But whether a Spanish-language book or TV show is being translated into another language, or an interpreter is helping Spanish-speaking clients in a medical environment, it’s important to remember that Spanish is not really a single language at all. Instead, it’s made up of a myriad of dialects and regional variations.
Here are some fascinating facts that show just how wide-reaching the Spanish language is, and how much it can vary from place to place:
●The Spanish language originated in Spain, and came to resemble what we know today around the 13th century AD. But today, only 10% of the world’s Spanish-speaking population lives in Spain.
●Spanish is an official language in 21 countries. A number of other countries and regions have large Spanish-speaking populations, as well.
●12.5% of the US population are native speakers of Spanish, making the United States the country with the fourth largest population of Spanish-speakers in the world. A majority of Spanish-speakers in the US have origins in places as varied as Mexico, Puerto Rico, Cuba, and El Salvador, each with their own dialects, expressions, and various other subtle differences. 2/3 of the US Hispanic population was born in the US, and many speakers are bilingual, infusing aspects of English into the Spanish they speak in everyday life.

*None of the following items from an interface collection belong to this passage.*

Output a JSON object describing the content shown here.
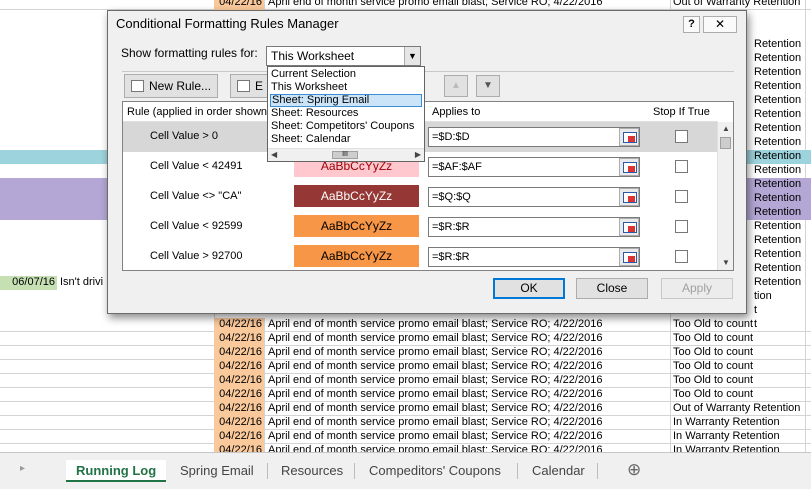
{
  "sheet": {
    "row_text": "April end of month service promo email blast; Service RO; 4/22/2016",
    "date": "04/22/16",
    "side_date": "06/07/16",
    "side_text": "Isn't drivi",
    "rows_top": [
      {
        "date": "04/22/16",
        "text": "April end of month service promo email blast; Service RO; 4/22/2016",
        "right": "Out of Warranty Retention"
      }
    ],
    "right_labels": [
      "Retention",
      "Retention",
      "Retention",
      "Retention",
      "Retention",
      "Retention",
      "Retention",
      "Retention",
      "Retention",
      "Retention",
      "Retention",
      "Retention",
      "Retention",
      "Retention",
      "Retention",
      "Retention",
      "Retention",
      "Retention",
      "tion",
      "t",
      "t"
    ],
    "rows_bottom": [
      {
        "date": "04/22/16",
        "text": "April end of month service promo email blast; Service RO; 4/22/2016",
        "right": "Too Old to count"
      },
      {
        "date": "04/22/16",
        "text": "April end of month service promo email blast; Service RO; 4/22/2016",
        "right": "Too Old to count"
      },
      {
        "date": "04/22/16",
        "text": "April end of month service promo email blast; Service RO; 4/22/2016",
        "right": "Too Old to count"
      },
      {
        "date": "04/22/16",
        "text": "April end of month service promo email blast; Service RO; 4/22/2016",
        "right": "Too Old to count"
      },
      {
        "date": "04/22/16",
        "text": "April end of month service promo email blast; Service RO; 4/22/2016",
        "right": "Too Old to count"
      },
      {
        "date": "04/22/16",
        "text": "April end of month service promo email blast; Service RO; 4/22/2016",
        "right": "Too Old to count"
      },
      {
        "date": "04/22/16",
        "text": "April end of month service promo email blast; Service RO; 4/22/2016",
        "right": "Out of Warranty Retention"
      },
      {
        "date": "04/22/16",
        "text": "April end of month service promo email blast; Service RO; 4/22/2016",
        "right": "In Warranty Retention"
      },
      {
        "date": "04/22/16",
        "text": "April end of month service promo email blast; Service RO; 4/22/2016",
        "right": "In Warranty Retention"
      },
      {
        "date": "04/22/16",
        "text": "April end of month service promo email blast; Service RO; 4/22/2016",
        "right": "In Warranty Retention"
      },
      {
        "date": "04/22/16",
        "text": "April end of month service promo email blast; Service RO; 4/22/2016",
        "right": "In Warranty Retention"
      }
    ]
  },
  "tabs": [
    {
      "label": "Running Log",
      "active": true
    },
    {
      "label": "Spring Email"
    },
    {
      "label": "Resources"
    },
    {
      "label": "Compeditors' Coupons"
    },
    {
      "label": "Calendar"
    }
  ],
  "tab_add_icon": "⊕",
  "dialog": {
    "title": "Conditional Formatting Rules Manager",
    "help": "?",
    "close": "✕",
    "show_label": "Show formatting rules for:",
    "show_value": "This Worksheet",
    "new_rule": "New Rule...",
    "edit_rule_partial": "E",
    "col_rule": "Rule (applied in order shown)",
    "col_format": "Format",
    "col_applies": "Applies to",
    "col_stop": "Stop If True",
    "rules": [
      {
        "name": "Cell Value > 0",
        "preview": "AaBbCcYyZz",
        "applies": "=$D:$D",
        "bg": "#ffc7ce",
        "fg": "#9c0006"
      },
      {
        "name": "Cell Value < 42491",
        "preview": "AaBbCcYyZz",
        "applies": "=$AF:$AF",
        "bg": "#ffc7ce",
        "fg": "#9c0006"
      },
      {
        "name": "Cell Value <> \"CA\"",
        "preview": "AaBbCcYyZz",
        "applies": "=$Q:$Q",
        "bg": "#953734",
        "fg": "#ffffff"
      },
      {
        "name": "Cell Value < 92599",
        "preview": "AaBbCcYyZz",
        "applies": "=$R:$R",
        "bg": "#f79646",
        "fg": "#000000"
      },
      {
        "name": "Cell Value > 92700",
        "preview": "AaBbCcYyZz",
        "applies": "=$R:$R",
        "bg": "#f79646",
        "fg": "#000000"
      }
    ],
    "ok": "OK",
    "close_btn": "Close",
    "apply": "Apply",
    "dropdown": [
      "Current Selection",
      "This Worksheet",
      "Sheet: Spring Email",
      "Sheet: Resources",
      "Sheet: Competitors' Coupons",
      "Sheet: Calendar"
    ],
    "dropdown_highlighted": 2,
    "dropdown_scroll_grip": "III"
  },
  "colors": {
    "date_fill": "#f9c89b",
    "teal_band": "#9dd3dc",
    "purple_band": "#b4a7d6",
    "accent_green": "#217346"
  }
}
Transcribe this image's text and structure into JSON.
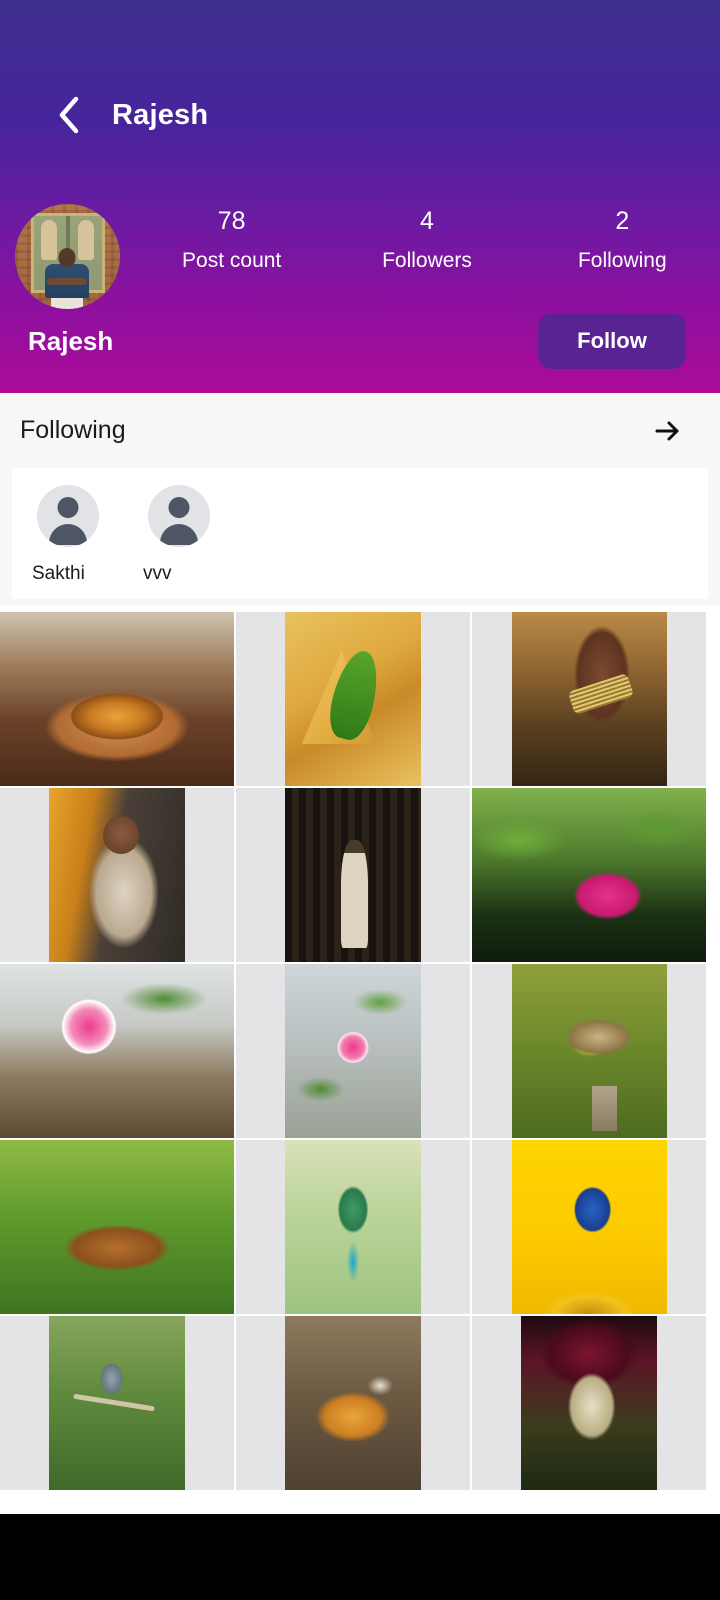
{
  "appbar": {
    "back_icon": "chevron-left-icon",
    "title": "Rajesh"
  },
  "profile": {
    "name": "Rajesh",
    "avatar_alt": "profile-photo",
    "stats": [
      {
        "value": "78",
        "label": "Post count"
      },
      {
        "value": "4",
        "label": "Followers"
      },
      {
        "value": "2",
        "label": "Following"
      }
    ],
    "follow_button": "Follow"
  },
  "following_section": {
    "title": "Following",
    "arrow_icon": "arrow-right-icon",
    "users": [
      {
        "name": "Sakthi",
        "avatar": "person-placeholder-icon"
      },
      {
        "name": "vvv",
        "avatar": "person-placeholder-icon"
      }
    ]
  },
  "photo_grid": {
    "columns": 3,
    "items": [
      {
        "alt": "chole-bowl-street-food",
        "shape": "wide",
        "style": "p-chole"
      },
      {
        "alt": "samosa-with-green-chilli",
        "shape": "tall",
        "style": "p-samosa"
      },
      {
        "alt": "henna-hand-with-bangles",
        "shape": "tall2",
        "style": "p-henna"
      },
      {
        "alt": "bride-portrait-gold-light",
        "shape": "tall",
        "style": "p-bride1"
      },
      {
        "alt": "bride-portrait-dark-backdrop",
        "shape": "tall",
        "style": "p-bride2"
      },
      {
        "alt": "pink-lotus-on-pond",
        "shape": "wide",
        "style": "p-lotus"
      },
      {
        "alt": "pink-adenium-flower",
        "shape": "wide",
        "style": "p-adenium1"
      },
      {
        "alt": "pink-desert-rose-branch",
        "shape": "tall",
        "style": "p-adenium2"
      },
      {
        "alt": "meadowlark-on-post",
        "shape": "tall2",
        "style": "p-meadowlark"
      },
      {
        "alt": "golden-retriever-on-grass",
        "shape": "wide",
        "style": "p-dog"
      },
      {
        "alt": "turquoise-browed-motmot",
        "shape": "tall",
        "style": "p-motmot"
      },
      {
        "alt": "blue-bunting-on-sunflower",
        "shape": "tall2",
        "style": "p-bunting"
      },
      {
        "alt": "drongo-bird-on-branch",
        "shape": "tall",
        "style": "p-drongo"
      },
      {
        "alt": "chicken-biryani-plate",
        "shape": "tall",
        "style": "p-biryani"
      },
      {
        "alt": "girl-portrait-in-field",
        "shape": "tall",
        "style": "p-girl"
      }
    ]
  },
  "colors": {
    "gradient_top": "#3f2f8f",
    "gradient_bottom": "#ab0c98",
    "follow_button_bg": "#5a2394",
    "grid_cell_bg": "#e4e4e6",
    "section_bg": "#f7f7f8",
    "bottom_bar": "#000000"
  }
}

●In addition to Europe and the Americas, Spanish is also spoken in Africa (notably in Equatorial Guinea) and in Asia (the Philippines).
●As you can guess, all of these variants of Spanish, not to mention local and regional dialects, mean that Spanish, like many other languages, has a number of different accents.
One of the most famous and easily heard Spanish accent differences is that people in Spain who speak the Castilian form of standard Spanish seem to pronounce their “s” ‘s with a lisp. There’s a popular story that says this dates back to a medieval Spanish king who had a lisp and decreed that everyone in his kingdom speak like him. But historians and linguists have found this to be just a popular legend. In reality, the “lisp” is simply a variant of the standard “s”pronunciation. It’s called a ceceo.
The ceceo isn’t pronounced in Spanish spoken in North, South, and Central America because most of the Spanish explorers and settlers who colonized these places came from Seville, a region where Spanish wasn’t spoken with the ceceo.
●Other Spanish accent variations around the globe include pronouncing “v” as “b”, dropping “s” and “d” sounds, and adding a lisp sound to the final “d” in a word.
With its global presence and long history, Spanish is made up of a multitude of dialects and variants. It’s important to keep all of these facts in mind when translating Spanish. Consider where your target audience is from and be sure to adapt content to their local accent, dialect, and idioms in order to have more than just a translation, but content that makes a true connection.